“It’s crazy to think about,” said Naomi Walch (CAN). The 17-year-old will be making her international debut alongside teammates Ethan Algra, Finn Berg and Lucas Sadesky.
“I’m very lucky for my first to be this one. I’m just excited. I want to go out there and see what I can do,” said Berg, 17.
Apart from the nerves of competing internationally for the first time, they will also have to adjust to unusual conditions.
As athletes who live and train in an environment where -20 degrees Celsius is the norm, Lausanne has been balmy for the Canadians.
“This is very warm [for us], and we’re not used to slushy snow so we’re going to have to watch for that,” said Walch, who trains at the Foothills Nordic Ski Club in the Calgary region. “We’re used to racing in -5, -20-degree Celsius conditions, when the snow is always pretty hard and nice to ski on.”
Air temperature at the Les Tuffes Nordic Centre hovered around 5 degrees Celsius during practice on Thursday. The snow temperature measured about 9 degrees Celsius.
“It can take a toll on your muscles if you’re not used to it, and a lot of people have shin problems if they ski on soft snow,” said Walch.
But what does not change is the need to shoot accurately.

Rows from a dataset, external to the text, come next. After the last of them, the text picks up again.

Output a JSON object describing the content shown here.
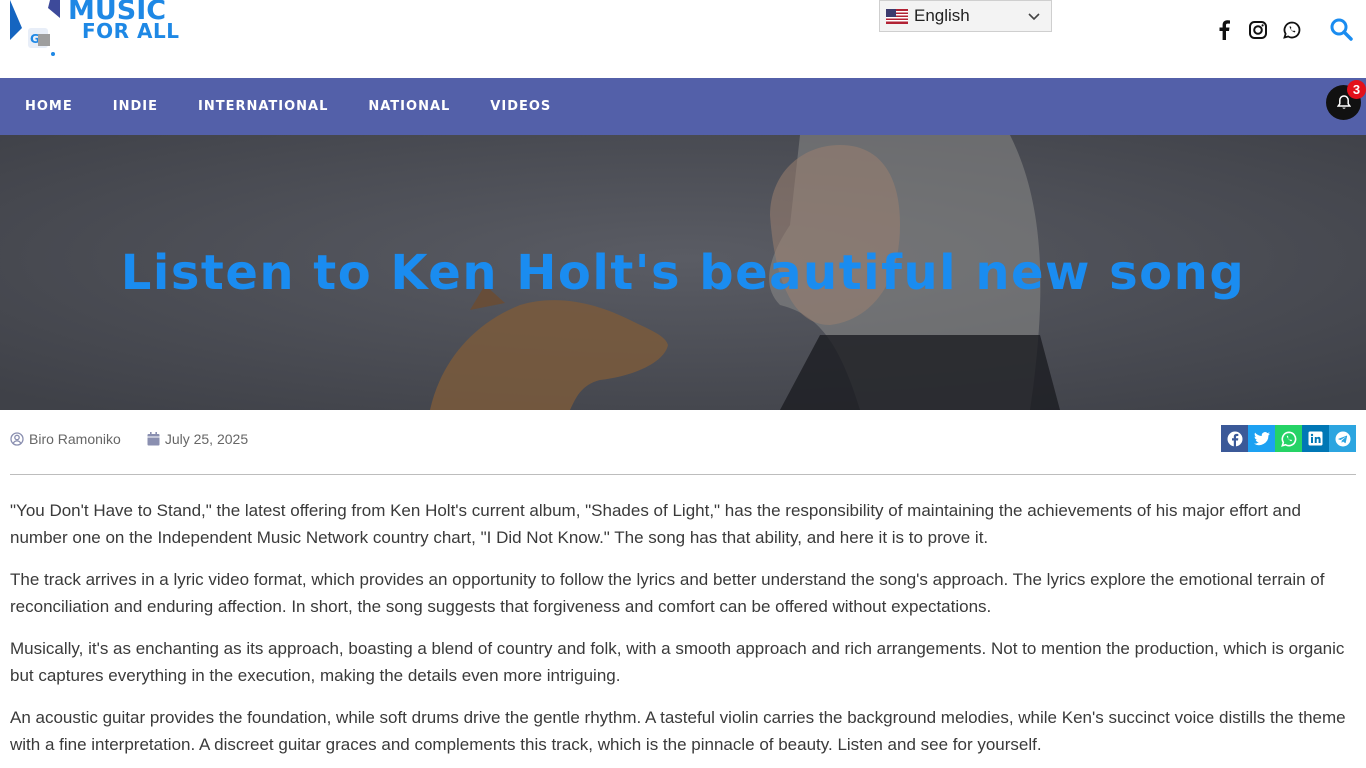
{
  "header": {
    "logo_line1": "MUSIC",
    "logo_line2": "FOR ALL",
    "language": "English",
    "social_icons": [
      "facebook-icon",
      "instagram-icon",
      "whatsapp-icon"
    ],
    "search_icon": "search-icon"
  },
  "nav": {
    "items": [
      "HOME",
      "INDIE",
      "INTERNATIONAL",
      "NATIONAL",
      "VIDEOS"
    ],
    "notification_count": "3"
  },
  "hero": {
    "title": "Listen to Ken Holt's beautiful new song"
  },
  "meta": {
    "author": "Biro Ramoniko",
    "date": "July 25, 2025"
  },
  "share_icons": [
    "facebook-icon",
    "twitter-icon",
    "whatsapp-icon",
    "linkedin-icon",
    "telegram-icon"
  ],
  "article": {
    "paragraphs": [
      "\"You Don't Have to Stand,\" the latest offering from Ken Holt's current album, \"Shades of Light,\" has the responsibility of maintaining the achievements of his major effort and number one on the Independent Music Network country chart, \"I Did Not Know.\" The song has that ability, and here it is to prove it.",
      "The track arrives in a lyric video format, which provides an opportunity to follow the lyrics and better understand the song's approach. The lyrics explore the emotional terrain of reconciliation and enduring affection. In short, the song suggests that forgiveness and comfort can be offered without expectations.",
      "Musically, it's as enchanting as its approach, boasting a blend of country and folk, with a smooth approach and rich arrangements. Not to mention the production, which is organic but captures everything in the execution, making the details even more intriguing.",
      "An acoustic guitar provides the foundation, while soft drums drive the gentle rhythm. A tasteful violin carries the background melodies, while Ken's succinct voice distills the theme with a fine interpretation. A discreet guitar graces and complements this track, which is the pinnacle of beauty. Listen and see for yourself."
    ]
  },
  "colors": {
    "nav_bg": "#5360a9",
    "accent": "#1a8cf0",
    "badge": "#e3101a",
    "facebook": "#3b5998",
    "twitter": "#1da1f2",
    "whatsapp": "#25d366",
    "linkedin": "#0077b5",
    "telegram": "#2ca5e0"
  }
}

Every missed shot in the individual event adds a time penalty. In the sprint and team events, it means doing a penalty loop. At the Lausanne Games, the pursuit events have been replaced with individual competitions and as well as individual and sprint events athletes also compete in the single mixed relay and the team mixed relay.
Age regulations for the Games require that biathletes competing in Lausanne are between 16 and 18. As biathletes compete on the international junior circuit until their early 20s, many of these younger athletes have never met or raced against their counterparts before.
“The usual ones to look out for are like France, Germany. All the European teams are amazing. We’re going to try to keep up with them,” said Walch.
“I don’t know where I’ll place, but I just want to have my best race, shoot my best, and see where that puts me.”
“I want to try to get into the top five, that’s my goal. It’s a steep goal, but you know, no excuses,” said Berg.
The biathlon competition takes place at the Les Tuffes Nordic Centre from Jan 11-15.